CPR has changed!
On October 18, 2010, the 2010 American Heart Association Guidelines for CPR and Emergency Cardiac Care were published marking the 50th anniversary of modern CPR. Even with modern technology like AEDs, survival from cardiac arrest depends on lay rescuers like you who are ready, willing, and able to respond in this emergency. The 2010 Guidelines are based on the most current and comprehensive review of resuscitation studies ever published. The 2010 review process included 356 resuscitation experts from 29 countries who analyzed, debated, and discussed research and theories during the 36-month period before the 2010 Consensus Conference. During the past five years, there has been an effort to simplify CPR techniques and emphasize that any attempt at CPR is better than no attempt.
Below is a summary of the 2010 changes:

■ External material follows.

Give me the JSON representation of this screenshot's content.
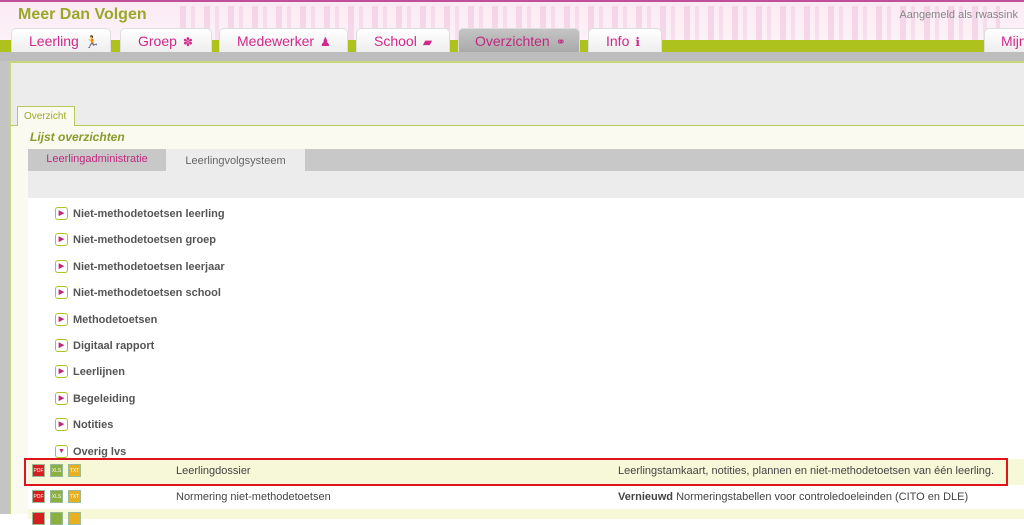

1. Change from "A,B,C" to "C,A,B" -- Compression, Airway, Breathing. "Look, listen, and Feel" is gone! In the old "A,B,C" check, compressions were often delayed while a stressed-out lay responder opens the airway, gives rescue breaths or retrieves a barrier device, then tried to determine if victim had a pulse or not. By changing to "C,A,B," chest compressions will be started sooner and rescue breathing only shortly delayed until completion of the first cycle of 30 compressions.
2. Recognize that irregular gasping (agonal breathing) is not normal breathing; call 911, and begin to pump! Again, many rescuers delay in beginning to treat arrest victim as they are not educated to what "real" arrest victims look and act like. In this training, you will be educated in the actual sense of an arrest so you won't balk, but act! If the victim does not respond, is blue (cyanotic), and their chest is not moving in a regular rhythm, start to pump!
3. "Hands-only CPR" is an option -- If you don't want to do rescue breaths (stranger, vomiting, blood in mouth) and you do not have a rescue barrier, perform compressions only on the victim. Arizona has tripled the "save" rate for cardiac arrest as they focus on "Hands-only" CPR statewide. It is because bystanders are willing to start compressions, not because the Tucson Fire Dept. has improved its response time . . . .
4. Minimize "hands off" time -- If compressions are stopped for longer than 15 seconds, it is like you have never done CPR on the victim. You lose the Coronary Perfusion Pressure (CPP) to the victim's brain. Pump hard, pump fast - allowing the chest to completely recoil after each compression.
This half-day CPR training course is limited to 35 participants.